By Airman 1st Class Dana Alyce-Schwarz
158th Fighter Wing
Sparks fly as a retired F-16C Fighter jet frame is bolted to its display next to the main gate of the Vermont Air National Guard (VTANG). Standing proudly the "Lethal Lady," as the jet is called by pilots, continues to serve the Air Force as it has for nearly 30 years.
Originally commissioned in May of 1985 Lethal Lady was number 1165 of its model to come off the assembly line. The airplane logged over 7,000 flight hours during its career, nearly double the expected amount of flight time for the model.
Maintenance teams went above and beyond to keep the body of the plane from deteriorating, allowing it to achieve such an unprecedented amount of flight time.
Lethal Lady began flying with the USAF as part of the 17th Tactical Fighter Squadron at Shaw Air Force Base in South Carolina. The jet flew more than 40 missions during Operation Desert Storm and in 1994 was passed on to the VTANG.
In Vermont, Lethal Lady flew mostly in training missions, but was deployed in Operation Iraqi Freedom three times from 2004 to 2007. During the time spent overseas it reached a record of over 1,000 combat flight hours and in March 2008 broke 7,000 flight hours total while being piloted by Col. Thomas Jackman, the Commander of the 158th Fighter Wing.
"She has definitely saved a lot of lives" said Jackman. "A lot of Marines, a lot of Soldiers, a lot of Airmen owe their lives to what this airplane did when she was called upon."
Lethal Lady was originally scheduled to be sent to "The Bone Yard" at Davis-Monthan Air Force Base in Tucson, AZ, the final resting place for decommissioned military aircraft.
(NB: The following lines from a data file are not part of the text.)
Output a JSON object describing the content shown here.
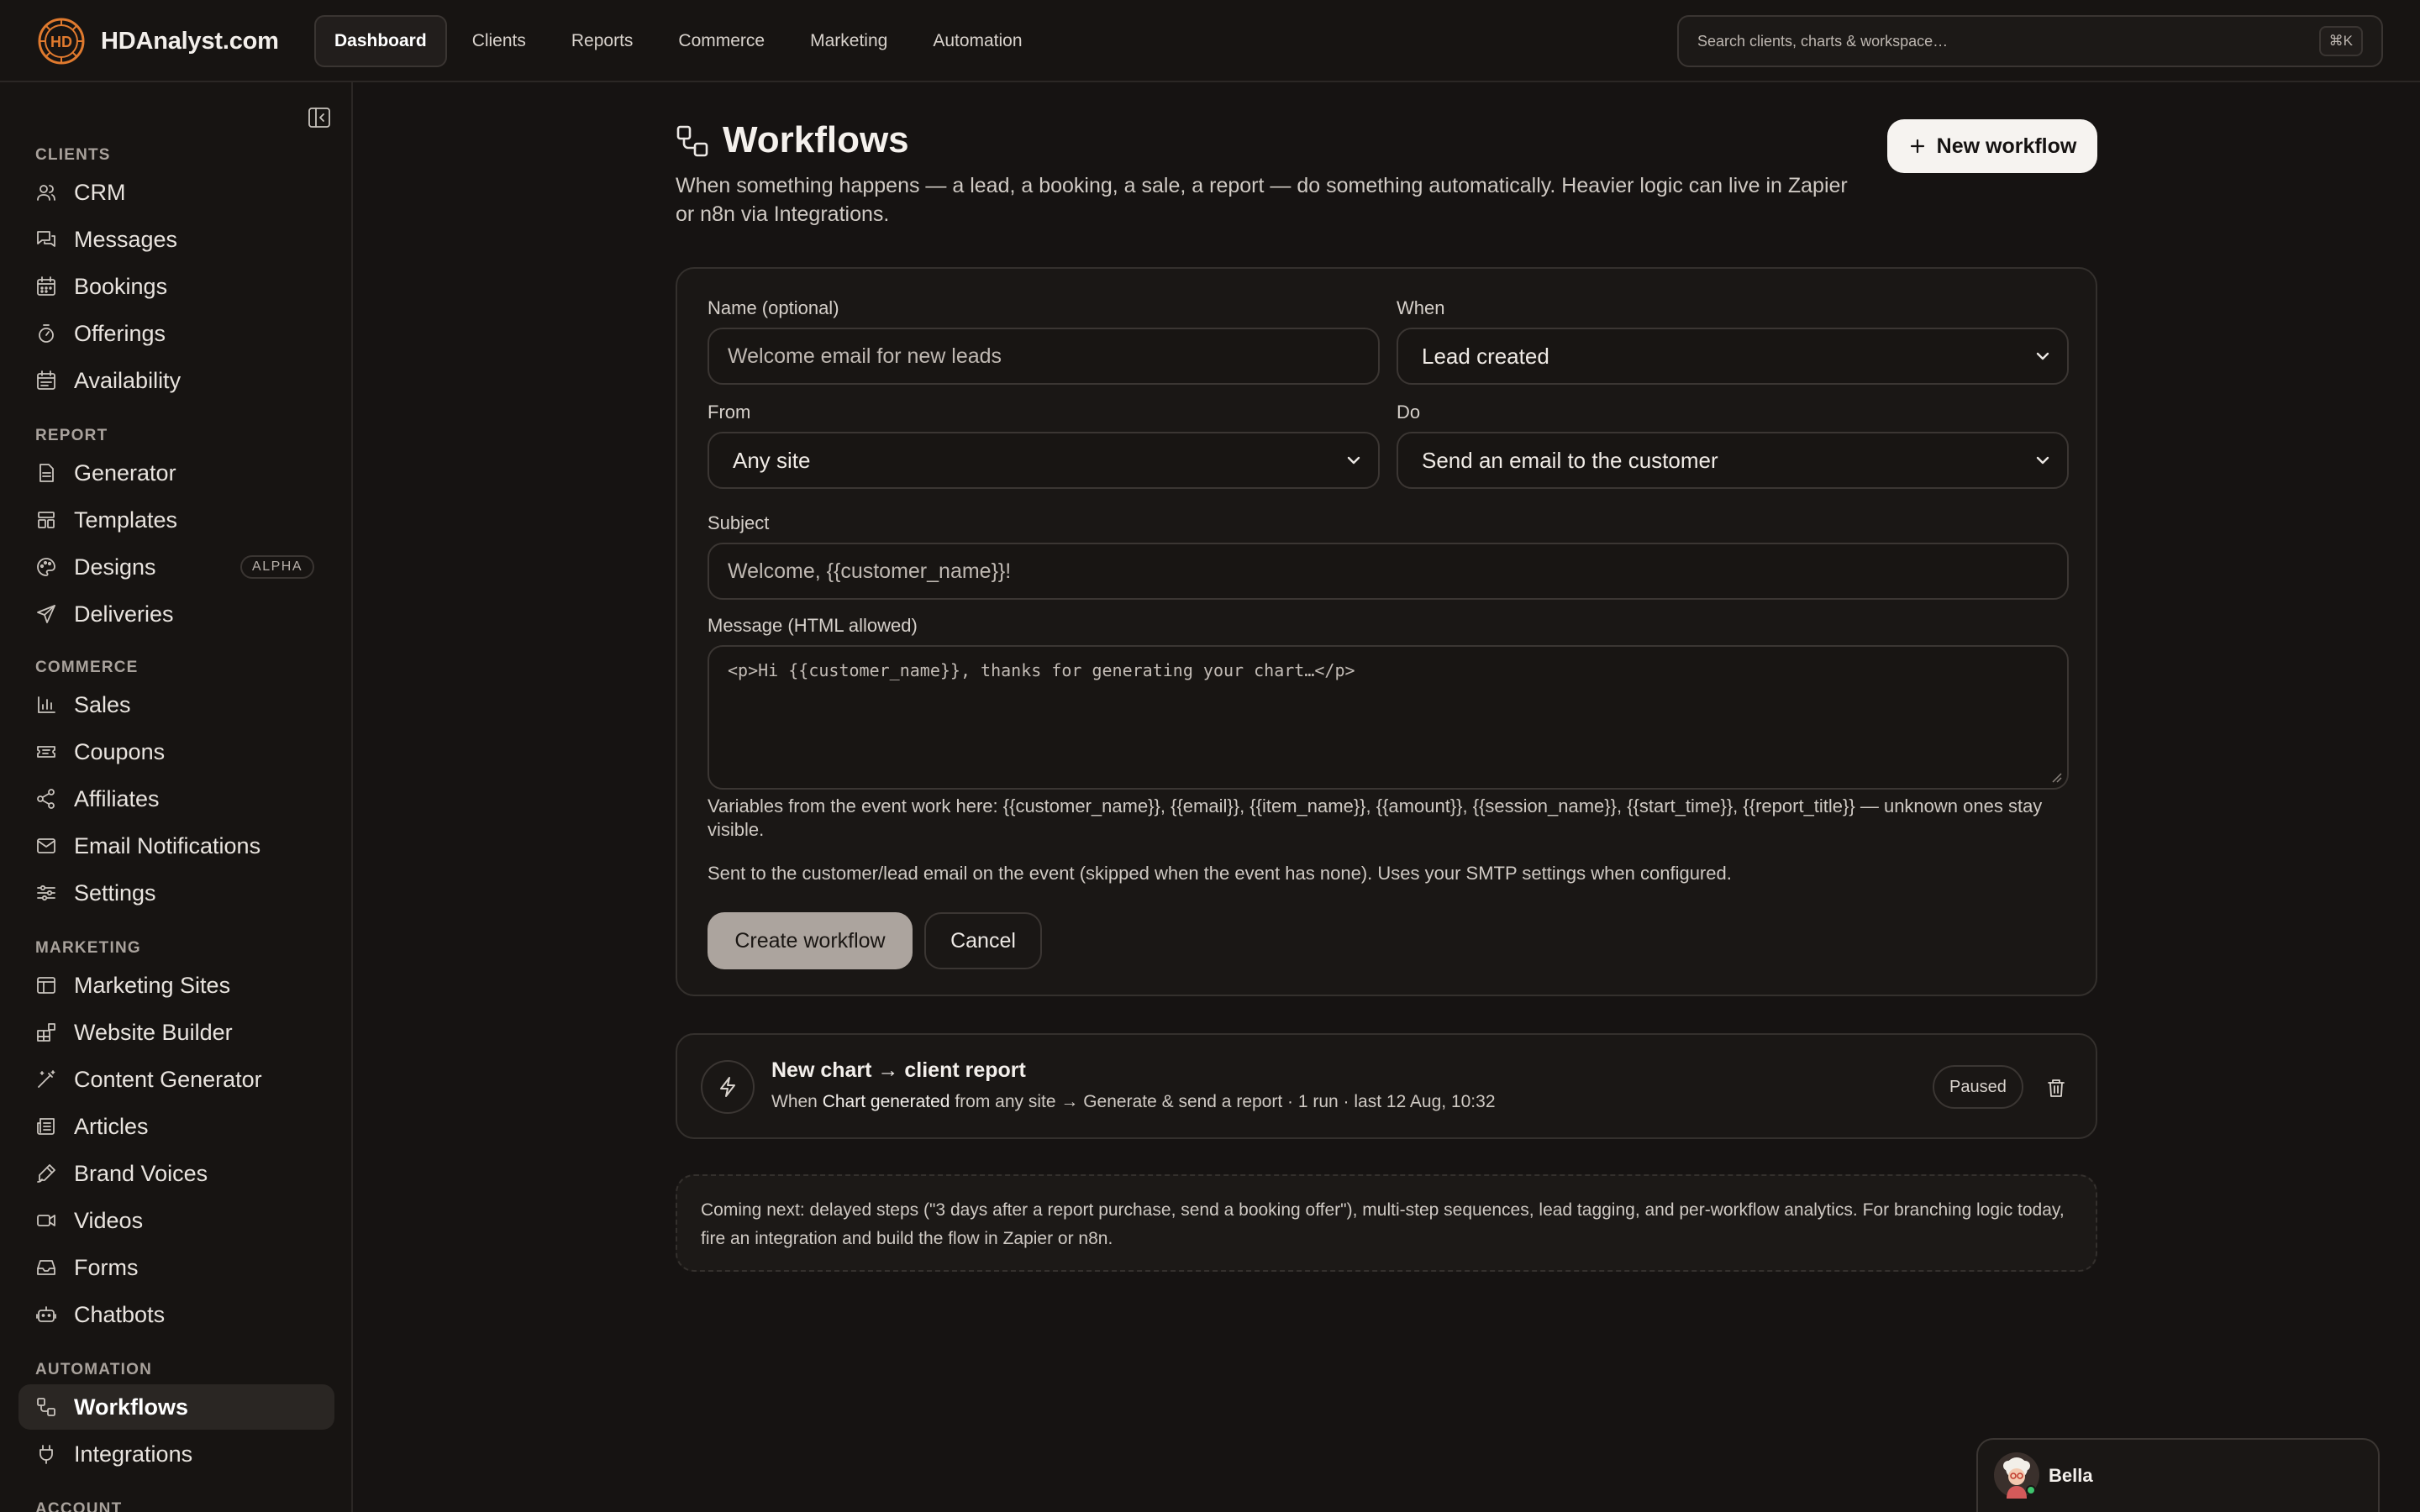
{
  "brand": {
    "name": "HDAnalyst.com"
  },
  "topnav": {
    "items": [
      {
        "label": "Dashboard",
        "active": true
      },
      {
        "label": "Clients"
      },
      {
        "label": "Reports"
      },
      {
        "label": "Commerce"
      },
      {
        "label": "Marketing"
      },
      {
        "label": "Automation"
      }
    ]
  },
  "search": {
    "placeholder": "Search clients, charts & workspace…",
    "shortcut": "⌘K"
  },
  "sidebar": {
    "sections": [
      {
        "title": "CLIENTS",
        "items": [
          {
            "label": "CRM",
            "icon": "users-icon"
          },
          {
            "label": "Messages",
            "icon": "messages-icon"
          },
          {
            "label": "Bookings",
            "icon": "calendar-icon"
          },
          {
            "label": "Offerings",
            "icon": "timer-icon"
          },
          {
            "label": "Availability",
            "icon": "calendar-check-icon"
          }
        ]
      },
      {
        "title": "REPORT",
        "items": [
          {
            "label": "Generator",
            "icon": "file-icon"
          },
          {
            "label": "Templates",
            "icon": "layout-icon"
          },
          {
            "label": "Designs",
            "icon": "palette-icon",
            "badge": "ALPHA"
          },
          {
            "label": "Deliveries",
            "icon": "send-icon"
          }
        ]
      },
      {
        "title": "COMMERCE",
        "items": [
          {
            "label": "Sales",
            "icon": "bar-chart-icon"
          },
          {
            "label": "Coupons",
            "icon": "ticket-icon"
          },
          {
            "label": "Affiliates",
            "icon": "share-icon"
          },
          {
            "label": "Email Notifications",
            "icon": "mail-icon"
          },
          {
            "label": "Settings",
            "icon": "sliders-icon"
          }
        ]
      },
      {
        "title": "MARKETING",
        "items": [
          {
            "label": "Marketing Sites",
            "icon": "browser-icon"
          },
          {
            "label": "Website Builder",
            "icon": "blocks-icon"
          },
          {
            "label": "Content Generator",
            "icon": "wand-icon"
          },
          {
            "label": "Articles",
            "icon": "newspaper-icon"
          },
          {
            "label": "Brand Voices",
            "icon": "pen-icon"
          },
          {
            "label": "Videos",
            "icon": "video-icon"
          },
          {
            "label": "Forms",
            "icon": "inbox-icon"
          },
          {
            "label": "Chatbots",
            "icon": "bot-icon"
          }
        ]
      },
      {
        "title": "AUTOMATION",
        "items": [
          {
            "label": "Workflows",
            "icon": "workflow-icon",
            "active": true
          },
          {
            "label": "Integrations",
            "icon": "plug-icon"
          }
        ]
      },
      {
        "title": "ACCOUNT",
        "items": []
      }
    ]
  },
  "page": {
    "title": "Workflows",
    "description": "When something happens — a lead, a booking, a sale, a report — do something automatically. Heavier logic can live in Zapier or n8n via Integrations.",
    "new_button": "New workflow"
  },
  "form": {
    "name_label": "Name (optional)",
    "name_placeholder": "Welcome email for new leads",
    "when_label": "When",
    "when_value": "Lead created",
    "from_label": "From",
    "from_value": "Any site",
    "do_label": "Do",
    "do_value": "Send an email to the customer",
    "subject_label": "Subject",
    "subject_placeholder": "Welcome, {{customer_name}}!",
    "message_label": "Message (HTML allowed)",
    "message_placeholder": "<p>Hi {{customer_name}}, thanks for generating your chart…</p>",
    "variables_help": "Variables from the event work here: {{customer_name}}, {{email}}, {{item_name}}, {{amount}}, {{session_name}}, {{start_time}}, {{report_title}} — unknown ones stay visible.",
    "sent_help": "Sent to the customer/lead email on the event (skipped when the event has none). Uses your SMTP settings when configured.",
    "create_button": "Create workflow",
    "cancel_button": "Cancel"
  },
  "workflows": [
    {
      "title": "New chart → client report",
      "meta_prefix": "When",
      "meta_trigger": "Chart generated",
      "meta_rest": "from any site → Generate & send a report · 1 run · last 12 Aug, 10:32",
      "status": "Paused"
    }
  ],
  "note": "Coming next: delayed steps (\"3 days after a report purchase, send a booking offer\"), multi-step sequences, lead tagging, and per-workflow analytics. For branching logic today, fire an integration and build the flow in Zapier or n8n.",
  "chat": {
    "name": "Bella"
  },
  "colors": {
    "background": "#161312",
    "accent": "#f6f3f0",
    "brand_orange": "#e07a2e"
  }
}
Members of the VTANG and the local community rallied to save the renowned aircraft from the scrapyard.
Many Vermonters value the history behind the jet and the work involved keeping it operational. Senator Patrick Leahy lent his support to the petition to immortalize Lethal Lady.
Instead of sending the airplane to the scrapyard it now rests comfortably at the front gate of the VTANG, serving as a testament to the dedication and skill of the Green Mountain Boys.
The exercise is part of a larger model of training, which will result in a large-scale, multi-state, multi-agency training exercise.
"Vermont is preparing for a massive DSCA exercise called Vigilant Guard 16," said Harris. "This CPX was a lead-up event meant to help prepare us for that. Because we're going to do VG16, much like we knew we were going to go to JRTC several years in advance, we've been planning small-scale exercises designed to help prepare the staff and Soldiers for the requirements of VG16."